Committee: this issue has taken huge dimensions, as

Committee: United National Educational, Scientific and Cultural
Organization (UNESCO)

Topic: Safeguarding Endangered Languages and Dialects

Country: Canada

Delegate Name: Pappa Vasiliki

In the last several decades safeguarding language and dialects has
become a major concern to which UNESCO has turned its attention. Nowadays, this
issue has taken huge dimensions, as innumerable languages are on the verge of
extinction. It is estimated that in a century from now the number of the
remaining languages will drop dramatically from 6.000 to a few hundreds. UNESCO’s
role is to minimize this threat, protecting, promoting and maintaining all
languages and dialects in order to preserve multilingualism.

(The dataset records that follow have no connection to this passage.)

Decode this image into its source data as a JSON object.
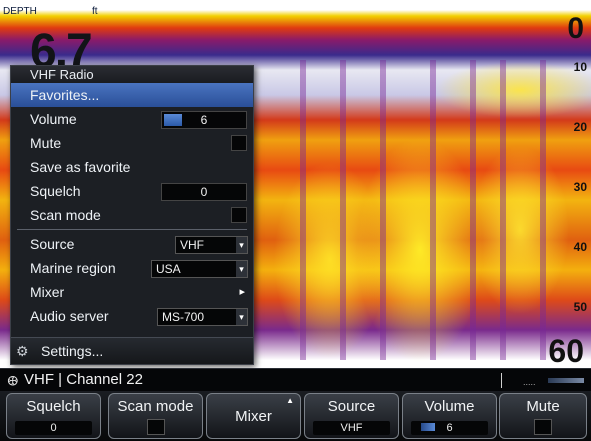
{
  "overlay": {
    "depth_label": "DEPTH",
    "units": "ft",
    "depth_value": "6.7",
    "scale_top": "0",
    "scale_bottom": "60",
    "scale_ticks": [
      "10",
      "20",
      "30",
      "40",
      "50"
    ]
  },
  "menu": {
    "title": "VHF Radio",
    "items": [
      {
        "label": "Favorites...",
        "selected": true
      },
      {
        "label": "Volume",
        "value": "6"
      },
      {
        "label": "Mute"
      },
      {
        "label": "Save as favorite"
      },
      {
        "label": "Squelch",
        "value": "0"
      },
      {
        "label": "Scan mode"
      },
      {
        "label": "Source",
        "value": "VHF"
      },
      {
        "label": "Marine region",
        "value": "USA"
      },
      {
        "label": "Mixer"
      },
      {
        "label": "Audio server",
        "value": "MS-700"
      }
    ],
    "settings_label": "Settings..."
  },
  "status": {
    "source": "VHF",
    "channel": "Channel 22",
    "dots": "....."
  },
  "softkeys": [
    {
      "label": "Squelch",
      "value": "0"
    },
    {
      "label": "Scan mode"
    },
    {
      "label": "Mixer"
    },
    {
      "label": "Source",
      "value": "VHF"
    },
    {
      "label": "Volume",
      "value": "6"
    },
    {
      "label": "Mute"
    }
  ],
  "colors": {
    "accent": "#2a4f98",
    "panel": "#1c1f24"
  }
}
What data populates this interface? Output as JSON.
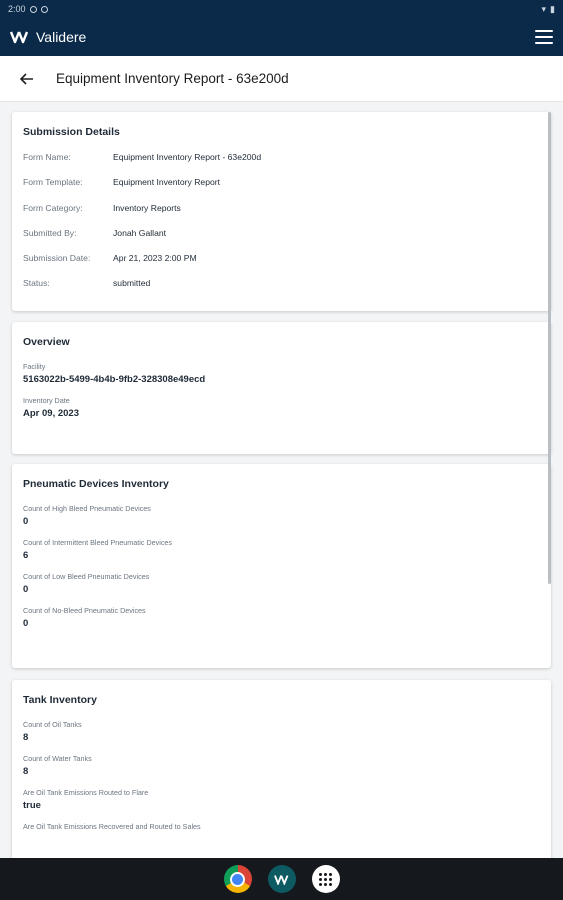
{
  "status_bar": {
    "time": "2:00"
  },
  "app_bar": {
    "brand_name": "Validere",
    "brand_color": "#0b2a4a"
  },
  "page": {
    "title": "Equipment Inventory Report - 63e200d"
  },
  "submission_details": {
    "title": "Submission Details",
    "rows": [
      {
        "label": "Form Name:",
        "value": "Equipment Inventory Report - 63e200d"
      },
      {
        "label": "Form Template:",
        "value": "Equipment Inventory Report"
      },
      {
        "label": "Form Category:",
        "value": "Inventory Reports"
      },
      {
        "label": "Submitted By:",
        "value": "Jonah Gallant"
      },
      {
        "label": "Submission Date:",
        "value": "Apr 21, 2023 2:00 PM"
      },
      {
        "label": "Status:",
        "value": "submitted"
      }
    ]
  },
  "overview": {
    "title": "Overview",
    "fields": [
      {
        "label": "Facility",
        "value": "5163022b-5499-4b4b-9fb2-328308e49ecd"
      },
      {
        "label": "Inventory Date",
        "value": "Apr 09, 2023"
      }
    ]
  },
  "pneumatic": {
    "title": "Pneumatic Devices Inventory",
    "fields": [
      {
        "label": "Count of High Bleed Pneumatic Devices",
        "value": "0"
      },
      {
        "label": "Count of Intermittent Bleed Pneumatic Devices",
        "value": "6"
      },
      {
        "label": "Count of Low Bleed Pneumatic Devices",
        "value": "0"
      },
      {
        "label": "Count of No-Bleed Pneumatic Devices",
        "value": "0"
      }
    ]
  },
  "tank": {
    "title": "Tank Inventory",
    "fields": [
      {
        "label": "Count of Oil Tanks",
        "value": "8"
      },
      {
        "label": "Count of Water Tanks",
        "value": "8"
      },
      {
        "label": "Are Oil Tank Emissions Routed to Flare",
        "value": "true"
      },
      {
        "label": "Are Oil Tank Emissions Recovered and Routed to Sales",
        "value": ""
      }
    ]
  },
  "dock": {
    "icons": [
      "chrome-icon",
      "validere-app-icon",
      "app-drawer-icon"
    ]
  }
}
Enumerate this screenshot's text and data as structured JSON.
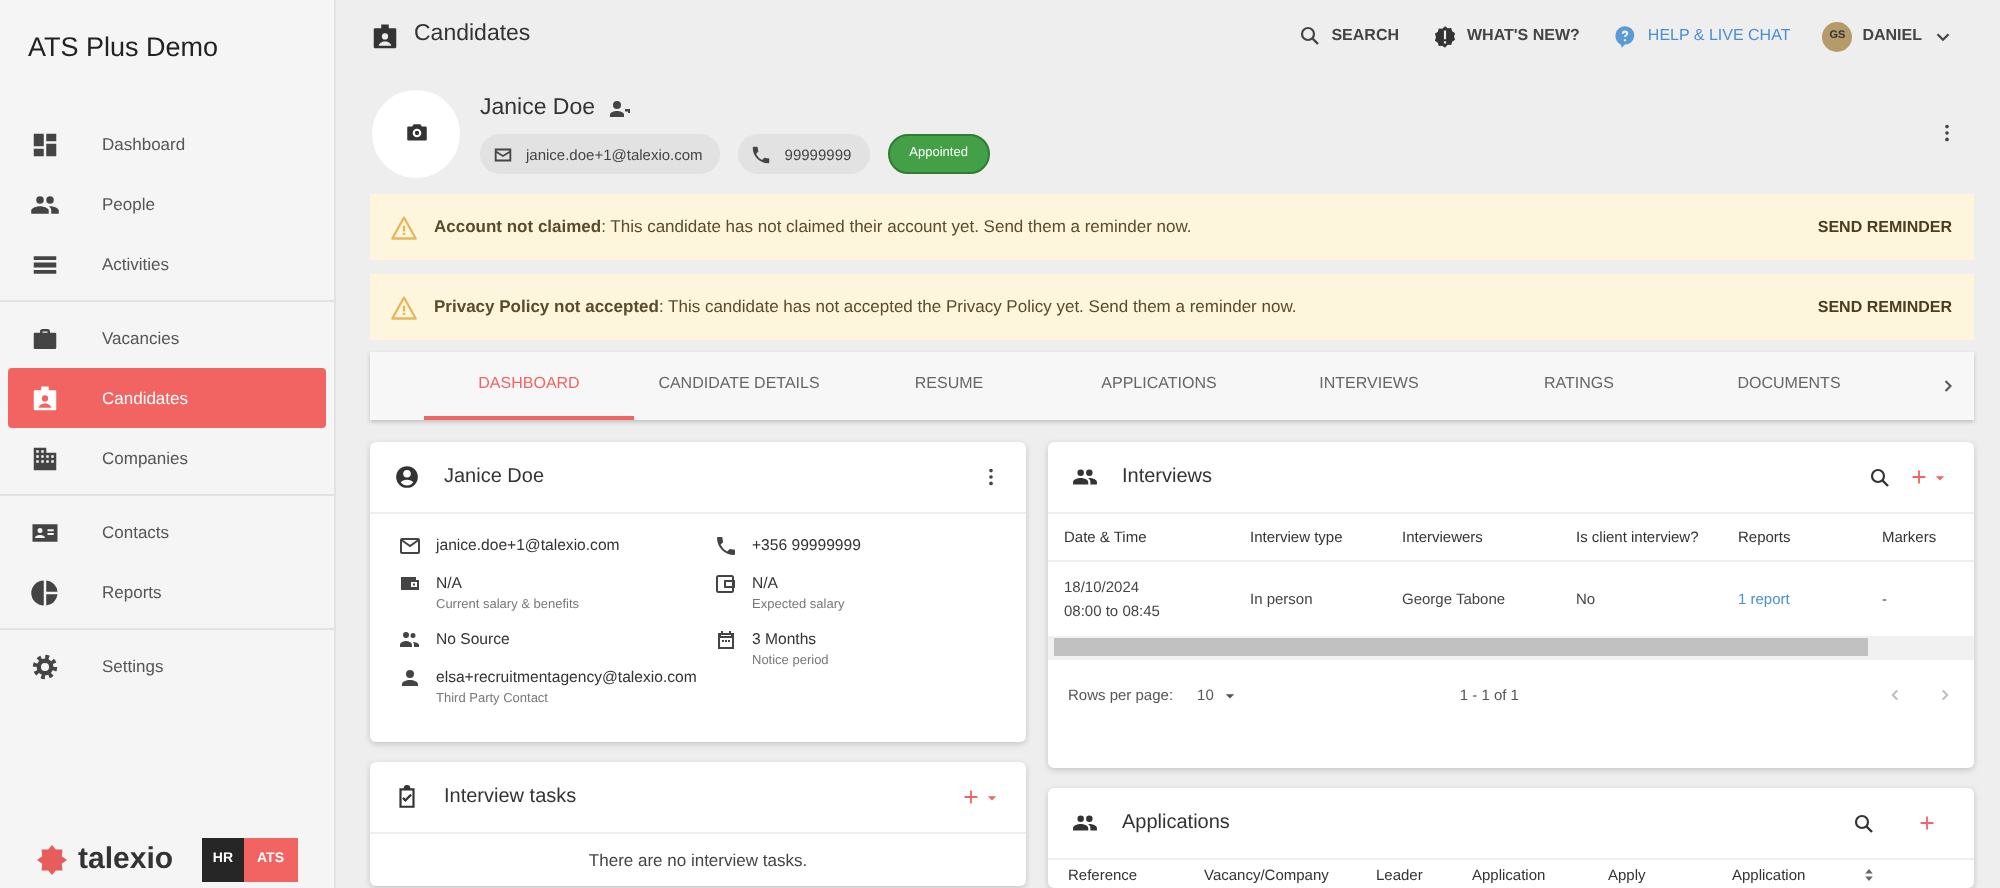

The endangered indigenous languages of
Canada are those of Canada’s Aboriginal peoples (First Nations, Inuit and Métis).
Their languages mirror a variety of unique cultures, histories and identities.
For all these three groups language is the foundation of their culture.
Aboriginal peoples’ languages are on the brink of extinction. It is estimated
that only one third of the Aboriginal languages have the prospect of survival.
It is specified that at least five languages have already been extinct, while
others barely survive into the present.  Throughout
the years various Declarations and treaties have been signed in order to safeguard
endangered languages. The Universal Declaration of Linguistic Rights is one of
the most significant one. Canada is the first Western country to declare and put
into action an executive policy of multiculturalism in 1971. A decade later in
1998, The Canadian Government created the Aboriginal Languages Initiative (ALI)
to fund a variety of community-based language projects such as language
learning resources, documentation, communications and media, recording
interviews with elders and developing dictionaries for over twenty-five
endangered languages. Moreover, Canada adopted the Declaration of Vienna of the
World Conference on Human Rights. In the year 2010, Prime Minister Justin
Trudeau announced that Canada will implement the UN Declaration on
the Rights of Indigenous peoples stating that “No relationship is more important to me and to Canada than the one with
Indigenous Peoples.”. In 2017, the government provided $90
million in funding to “protect, preserve and revitalize” those
languages for three years. Meanwhile, numerous Aboriginal language
organizations are developing teaching resources such as the Canadian Indigenous
Languages and Literacy Development Institute (CILLDI). In Canada numerous organizations
provide online language resources to First Nations, while the media expands the
awareness across Canada. Specifically, The Aboriginal Peoples Television
Network (APTN) broadcasts nationally with programming by Aboriginal peoples.

Taking all these into consideration, Canada firmly believes that despite
what has already been done new measures need to be taken to evade the attrition
of a language. It is a widespread belief that the
endangerment of a language may finally lead to its extinction. Taking into
consideration that,this disappearance seems to have tremendous effects on
national, as well as on international level. Canada believes that the
extinction of a language unavoidably leads to the disappearance of diverse
forms of Intangible Cultural Heritage.

Canada noting with deep concern that the
rapid technological evolution in the modern society conduces to the extinction
of several languages and dialects, emphasizes that in order to minimize this
threat international community ought to guarantee the linguistic diversity in
cyberspace. This can be achieved by creating television networks, where
languages in danger can be broadcasted and thus promoted. Moreover, raising
awareness via social media, providing internet access to the speakers of
endangered languages and creating linguistic documentation in digital form will
also assist on maintaining these languages the delegation of Canada strongly supports that we
ought to create broadcast media, television channels and numerous internet
websites where these languages can be promoted so that their speakers are able
to have access to the world of technology without the need to fend off their
language and shift to a more prestige one.

Canada advocates that in order to guard, maintain and promote all the
endangered language, it is required to form a basic pedagogical and linguistic
training. It is needed to provide trained language teachers who will
acknowledge the basics in linguistics and teaching methods. Last but not least,
local communities shall establish centers where the speakers of an endangered
language will be taught how to document and archive their own language
materials.